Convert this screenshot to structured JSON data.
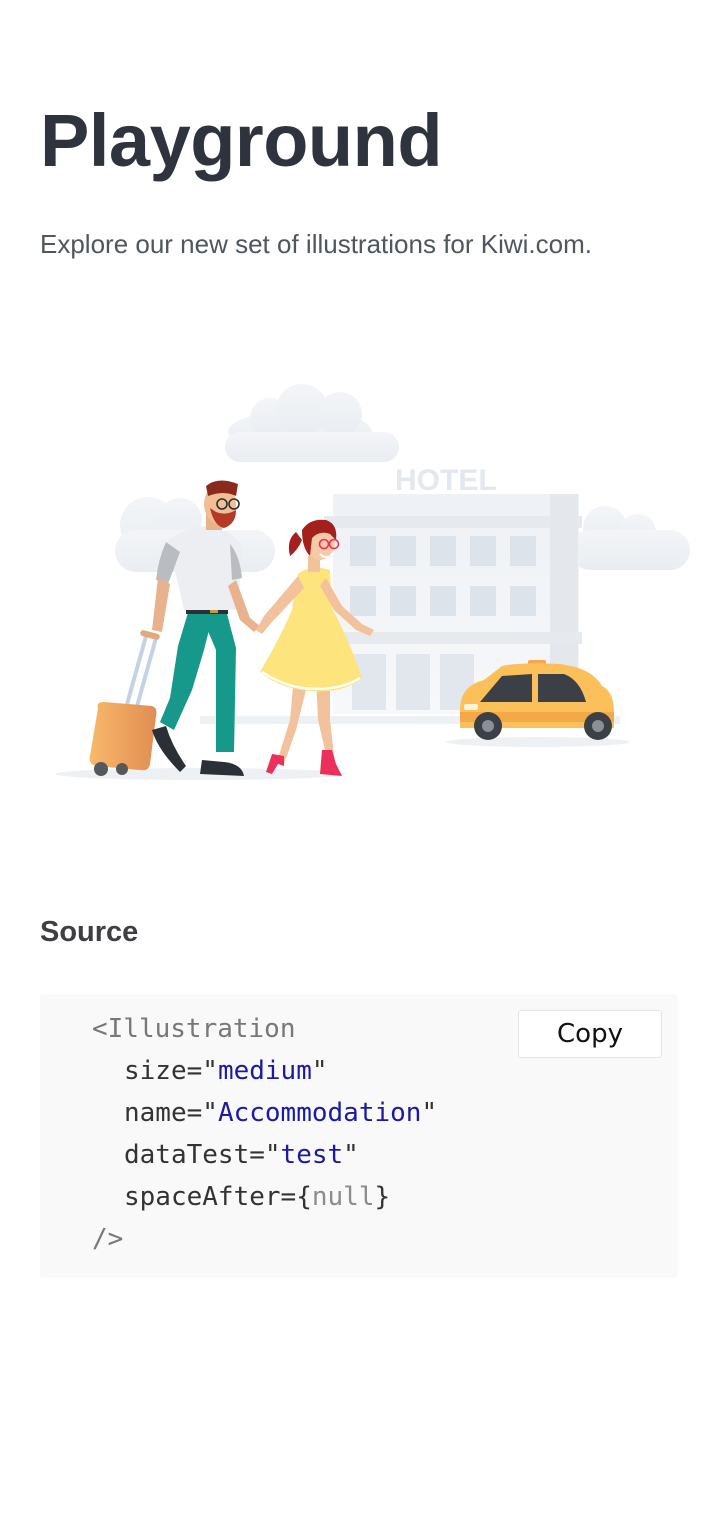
{
  "page": {
    "title": "Playground",
    "subtitle": "Explore our new set of illustrations for Kiwi.com."
  },
  "illustration": {
    "name": "Accommodation",
    "hotel_sign": "HOTEL",
    "icons": [
      "cloud",
      "hotel-building",
      "couple-walking",
      "suitcase",
      "taxi-car"
    ]
  },
  "source": {
    "heading": "Source",
    "copy_label": "Copy",
    "code": {
      "open_tag": "<Illustration",
      "props": [
        {
          "name": "size",
          "eq": "=\"",
          "value": "medium",
          "end": "\""
        },
        {
          "name": "name",
          "eq": "=\"",
          "value": "Accommodation",
          "end": "\""
        },
        {
          "name": "dataTest",
          "eq": "=\"",
          "value": "test",
          "end": "\""
        },
        {
          "name": "spaceAfter",
          "eq": "={",
          "value": "null",
          "end": "}"
        }
      ],
      "close_tag": "/>"
    }
  },
  "colors": {
    "heading": "#2e333d",
    "code_background": "#f9f9f9",
    "string_token": "#1a1aa6",
    "tag_token": "#77787a",
    "taxi": "#fbc05a",
    "dress": "#fde47c",
    "trousers": "#16998b"
  }
}
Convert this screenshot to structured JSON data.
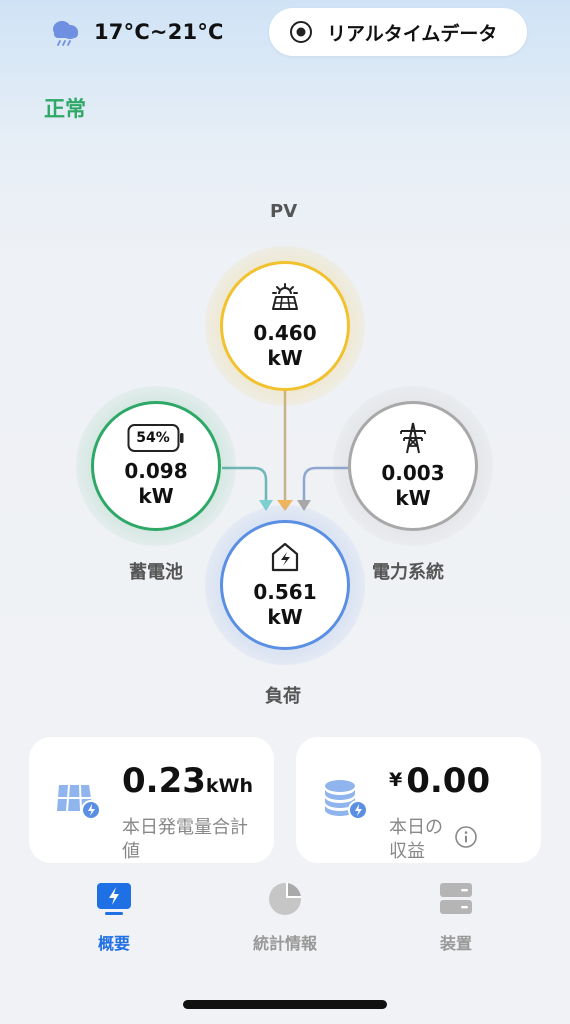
{
  "header": {
    "weather_icon": "cloud-rain-icon",
    "temperature": "17°C~21°C",
    "realtime_button": {
      "icon": "radio-dot-icon",
      "label": "リアルタイムデータ"
    },
    "status": "正常"
  },
  "flow": {
    "pv": {
      "label": "PV",
      "value": "0.460",
      "unit": "kW",
      "icon": "solar-panel-icon"
    },
    "battery": {
      "label": "蓄電池",
      "value": "0.098",
      "unit": "kW",
      "soc": "54%",
      "icon": "battery-icon"
    },
    "grid": {
      "label": "電力系統",
      "value": "0.003",
      "unit": "kW",
      "icon": "power-tower-icon"
    },
    "load": {
      "label": "負荷",
      "value": "0.561",
      "unit": "kW",
      "icon": "home-lightning-icon"
    },
    "colors": {
      "pv": "#f2c12e",
      "battery": "#2ea866",
      "grid": "#9e9e9e",
      "load": "#5b8fe3"
    }
  },
  "cards": {
    "generation": {
      "value": "0.23",
      "unit": "kWh",
      "label": "本日発電量合計値",
      "icon": "solar-panel-bolt-icon"
    },
    "income": {
      "currency": "¥",
      "value": "0.00",
      "label": "本日の収益",
      "icon": "coin-stack-icon"
    }
  },
  "tabbar": [
    {
      "label": "概要",
      "icon": "monitor-bolt-icon",
      "active": true
    },
    {
      "label": "統計情報",
      "icon": "pie-chart-icon",
      "active": false
    },
    {
      "label": "装置",
      "icon": "server-icon",
      "active": false
    }
  ]
}
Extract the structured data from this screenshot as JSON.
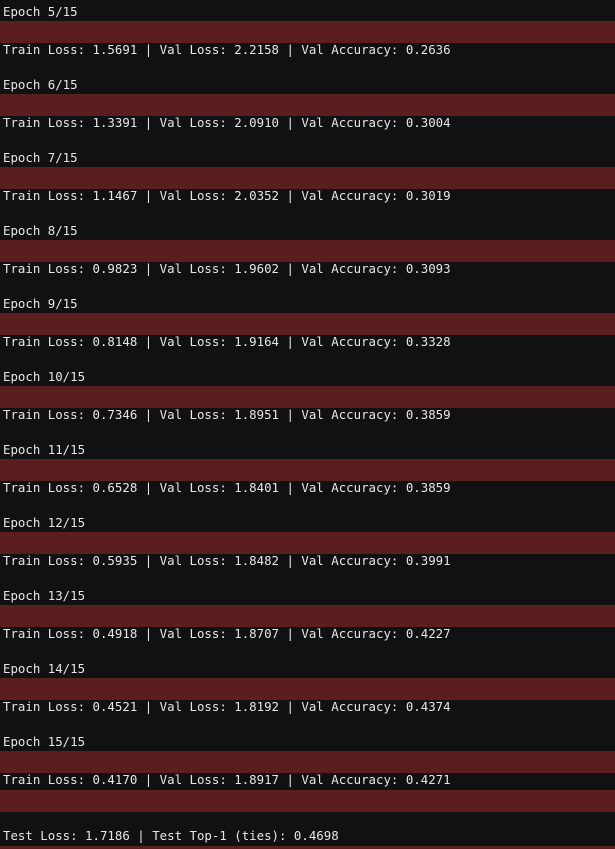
{
  "colors": {
    "background": "#111113",
    "stderr_bar": "#5a1e1e",
    "text": "#e6e6e6"
  },
  "log": {
    "epochs": [
      {
        "header": "Epoch 5/15",
        "metrics": "Train Loss: 1.5691 | Val Loss: 2.2158 | Val Accuracy: 0.2636"
      },
      {
        "header": "Epoch 6/15",
        "metrics": "Train Loss: 1.3391 | Val Loss: 2.0910 | Val Accuracy: 0.3004"
      },
      {
        "header": "Epoch 7/15",
        "metrics": "Train Loss: 1.1467 | Val Loss: 2.0352 | Val Accuracy: 0.3019"
      },
      {
        "header": "Epoch 8/15",
        "metrics": "Train Loss: 0.9823 | Val Loss: 1.9602 | Val Accuracy: 0.3093"
      },
      {
        "header": "Epoch 9/15",
        "metrics": "Train Loss: 0.8148 | Val Loss: 1.9164 | Val Accuracy: 0.3328"
      },
      {
        "header": "Epoch 10/15",
        "metrics": "Train Loss: 0.7346 | Val Loss: 1.8951 | Val Accuracy: 0.3859"
      },
      {
        "header": "Epoch 11/15",
        "metrics": "Train Loss: 0.6528 | Val Loss: 1.8401 | Val Accuracy: 0.3859"
      },
      {
        "header": "Epoch 12/15",
        "metrics": "Train Loss: 0.5935 | Val Loss: 1.8482 | Val Accuracy: 0.3991"
      },
      {
        "header": "Epoch 13/15",
        "metrics": "Train Loss: 0.4918 | Val Loss: 1.8707 | Val Accuracy: 0.4227"
      },
      {
        "header": "Epoch 14/15",
        "metrics": "Train Loss: 0.4521 | Val Loss: 1.8192 | Val Accuracy: 0.4374"
      },
      {
        "header": "Epoch 15/15",
        "metrics": "Train Loss: 0.4170 | Val Loss: 1.8917 | Val Accuracy: 0.4271"
      }
    ],
    "test_result": "Test Loss: 1.7186 | Test Top-1 (ties): 0.4698"
  }
}
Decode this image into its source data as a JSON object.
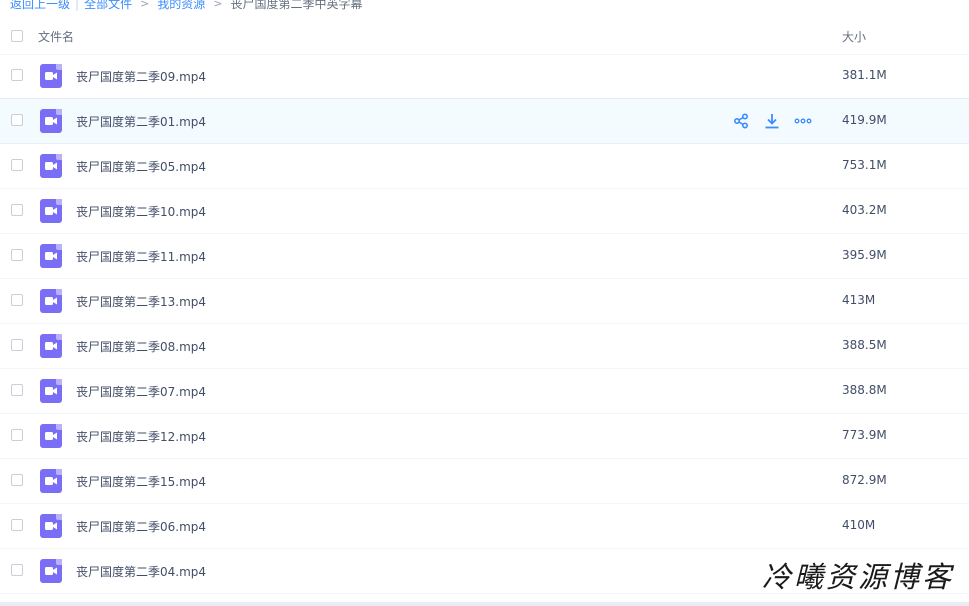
{
  "breadcrumb": {
    "back": "返回上一级",
    "separator": "|",
    "all_files": "全部文件",
    "arrow1": ">",
    "my_resources": "我的资源",
    "arrow2": ">",
    "current": "丧尸国度第二季中英字幕"
  },
  "header": {
    "name_label": "文件名",
    "size_label": "大小"
  },
  "colors": {
    "accent": "#3b8cff",
    "video_icon": "#7b6ef6"
  },
  "files": [
    {
      "name": "丧尸国度第二季09.mp4",
      "size": "381.1M",
      "icon": "video-file-icon"
    },
    {
      "name": "丧尸国度第二季01.mp4",
      "size": "419.9M",
      "icon": "video-file-icon"
    },
    {
      "name": "丧尸国度第二季05.mp4",
      "size": "753.1M",
      "icon": "video-file-icon"
    },
    {
      "name": "丧尸国度第二季10.mp4",
      "size": "403.2M",
      "icon": "video-file-icon"
    },
    {
      "name": "丧尸国度第二季11.mp4",
      "size": "395.9M",
      "icon": "video-file-icon"
    },
    {
      "name": "丧尸国度第二季13.mp4",
      "size": "413M",
      "icon": "video-file-icon"
    },
    {
      "name": "丧尸国度第二季08.mp4",
      "size": "388.5M",
      "icon": "video-file-icon"
    },
    {
      "name": "丧尸国度第二季07.mp4",
      "size": "388.8M",
      "icon": "video-file-icon"
    },
    {
      "name": "丧尸国度第二季12.mp4",
      "size": "773.9M",
      "icon": "video-file-icon"
    },
    {
      "name": "丧尸国度第二季15.mp4",
      "size": "872.9M",
      "icon": "video-file-icon"
    },
    {
      "name": "丧尸国度第二季06.mp4",
      "size": "410M",
      "icon": "video-file-icon"
    },
    {
      "name": "丧尸国度第二季04.mp4",
      "size": "",
      "icon": "video-file-icon"
    }
  ],
  "watermark": "冷曦资源博客"
}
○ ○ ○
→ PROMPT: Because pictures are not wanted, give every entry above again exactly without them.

→ EXERCISE SOLUTION:
Convert this screenshot to structured JSON data.
{
  "page": {
    "title": "Playground",
    "subtitle": "Explore our new set of illustrations for Kiwi.com."
  },
  "illustration": {
    "name": "Accommodation",
    "hotel_sign": "HOTEL",
    "icons": [
      "cloud",
      "hotel-building",
      "couple-walking",
      "suitcase",
      "taxi-car"
    ]
  },
  "source": {
    "heading": "Source",
    "copy_label": "Copy",
    "code": {
      "open_tag": "<Illustration",
      "props": [
        {
          "name": "size",
          "eq": "=\"",
          "value": "medium",
          "end": "\""
        },
        {
          "name": "name",
          "eq": "=\"",
          "value": "Accommodation",
          "end": "\""
        },
        {
          "name": "dataTest",
          "eq": "=\"",
          "value": "test",
          "end": "\""
        },
        {
          "name": "spaceAfter",
          "eq": "={",
          "value": "null",
          "end": "}"
        }
      ],
      "close_tag": "/>"
    }
  },
  "colors": {
    "heading": "#2e333d",
    "code_background": "#f9f9f9",
    "string_token": "#1a1aa6",
    "tag_token": "#77787a",
    "taxi": "#fbc05a",
    "dress": "#fde47c",
    "trousers": "#16998b"
  }
}
Convert this screenshot to structured JSON data.
{
  "header": {
    "weather_icon": "cloud-rain-icon",
    "temperature": "17°C~21°C",
    "realtime_button": {
      "icon": "radio-dot-icon",
      "label": "リアルタイムデータ"
    },
    "status": "正常"
  },
  "flow": {
    "pv": {
      "label": "PV",
      "value": "0.460",
      "unit": "kW",
      "icon": "solar-panel-icon"
    },
    "battery": {
      "label": "蓄電池",
      "value": "0.098",
      "unit": "kW",
      "soc": "54%",
      "icon": "battery-icon"
    },
    "grid": {
      "label": "電力系統",
      "value": "0.003",
      "unit": "kW",
      "icon": "power-tower-icon"
    },
    "load": {
      "label": "負荷",
      "value": "0.561",
      "unit": "kW",
      "icon": "home-lightning-icon"
    },
    "colors": {
      "pv": "#f2c12e",
      "battery": "#2ea866",
      "grid": "#9e9e9e",
      "load": "#5b8fe3"
    }
  },
  "cards": {
    "generation": {
      "value": "0.23",
      "unit": "kWh",
      "label": "本日発電量合計値",
      "icon": "solar-panel-bolt-icon"
    },
    "income": {
      "currency": "¥",
      "value": "0.00",
      "label": "本日の収益",
      "icon": "coin-stack-icon"
    }
  },
  "tabbar": [
    {
      "label": "概要",
      "icon": "monitor-bolt-icon",
      "active": true
    },
    {
      "label": "統計情報",
      "icon": "pie-chart-icon",
      "active": false
    },
    {
      "label": "装置",
      "icon": "server-icon",
      "active": false
    }
  ]
}
Extract the structured data from this screenshot as JSON.
{
  "colors": {
    "background": "#111113",
    "stderr_bar": "#5a1e1e",
    "text": "#e6e6e6"
  },
  "log": {
    "epochs": [
      {
        "header": "Epoch 5/15",
        "metrics": "Train Loss: 1.5691 | Val Loss: 2.2158 | Val Accuracy: 0.2636"
      },
      {
        "header": "Epoch 6/15",
        "metrics": "Train Loss: 1.3391 | Val Loss: 2.0910 | Val Accuracy: 0.3004"
      },
      {
        "header": "Epoch 7/15",
        "metrics": "Train Loss: 1.1467 | Val Loss: 2.0352 | Val Accuracy: 0.3019"
      },
      {
        "header": "Epoch 8/15",
        "metrics": "Train Loss: 0.9823 | Val Loss: 1.9602 | Val Accuracy: 0.3093"
      },
      {
        "header": "Epoch 9/15",
        "metrics": "Train Loss: 0.8148 | Val Loss: 1.9164 | Val Accuracy: 0.3328"
      },
      {
        "header": "Epoch 10/15",
        "metrics": "Train Loss: 0.7346 | Val Loss: 1.8951 | Val Accuracy: 0.3859"
      },
      {
        "header": "Epoch 11/15",
        "metrics": "Train Loss: 0.6528 | Val Loss: 1.8401 | Val Accuracy: 0.3859"
      },
      {
        "header": "Epoch 12/15",
        "metrics": "Train Loss: 0.5935 | Val Loss: 1.8482 | Val Accuracy: 0.3991"
      },
      {
        "header": "Epoch 13/15",
        "metrics": "Train Loss: 0.4918 | Val Loss: 1.8707 | Val Accuracy: 0.4227"
      },
      {
        "header": "Epoch 14/15",
        "metrics": "Train Loss: 0.4521 | Val Loss: 1.8192 | Val Accuracy: 0.4374"
      },
      {
        "header": "Epoch 15/15",
        "metrics": "Train Loss: 0.4170 | Val Loss: 1.8917 | Val Accuracy: 0.4271"
      }
    ],
    "test_result": "Test Loss: 1.7186 | Test Top-1 (ties): 0.4698"
  }
}
Decode this image into its source data as a JSON object.
{
  "breadcrumb": {
    "back": "返回上一级",
    "separator": "|",
    "all_files": "全部文件",
    "arrow1": ">",
    "my_resources": "我的资源",
    "arrow2": ">",
    "current": "丧尸国度第二季中英字幕"
  },
  "header": {
    "name_label": "文件名",
    "size_label": "大小"
  },
  "colors": {
    "accent": "#3b8cff",
    "video_icon": "#7b6ef6"
  },
  "files": [
    {
      "name": "丧尸国度第二季09.mp4",
      "size": "381.1M",
      "icon": "video-file-icon"
    },
    {
      "name": "丧尸国度第二季01.mp4",
      "size": "419.9M",
      "icon": "video-file-icon"
    },
    {
      "name": "丧尸国度第二季05.mp4",
      "size": "753.1M",
      "icon": "video-file-icon"
    },
    {
      "name": "丧尸国度第二季10.mp4",
      "size": "403.2M",
      "icon": "video-file-icon"
    },
    {
      "name": "丧尸国度第二季11.mp4",
      "size": "395.9M",
      "icon": "video-file-icon"
    },
    {
      "name": "丧尸国度第二季13.mp4",
      "size": "413M",
      "icon": "video-file-icon"
    },
    {
      "name": "丧尸国度第二季08.mp4",
      "size": "388.5M",
      "icon": "video-file-icon"
    },
    {
      "name": "丧尸国度第二季07.mp4",
      "size": "388.8M",
      "icon": "video-file-icon"
    },
    {
      "name": "丧尸国度第二季12.mp4",
      "size": "773.9M",
      "icon": "video-file-icon"
    },
    {
      "name": "丧尸国度第二季15.mp4",
      "size": "872.9M",
      "icon": "video-file-icon"
    },
    {
      "name": "丧尸国度第二季06.mp4",
      "size": "410M",
      "icon": "video-file-icon"
    },
    {
      "name": "丧尸国度第二季04.mp4",
      "size": "",
      "icon": "video-file-icon"
    }
  ],
  "watermark": "冷曦资源博客"
}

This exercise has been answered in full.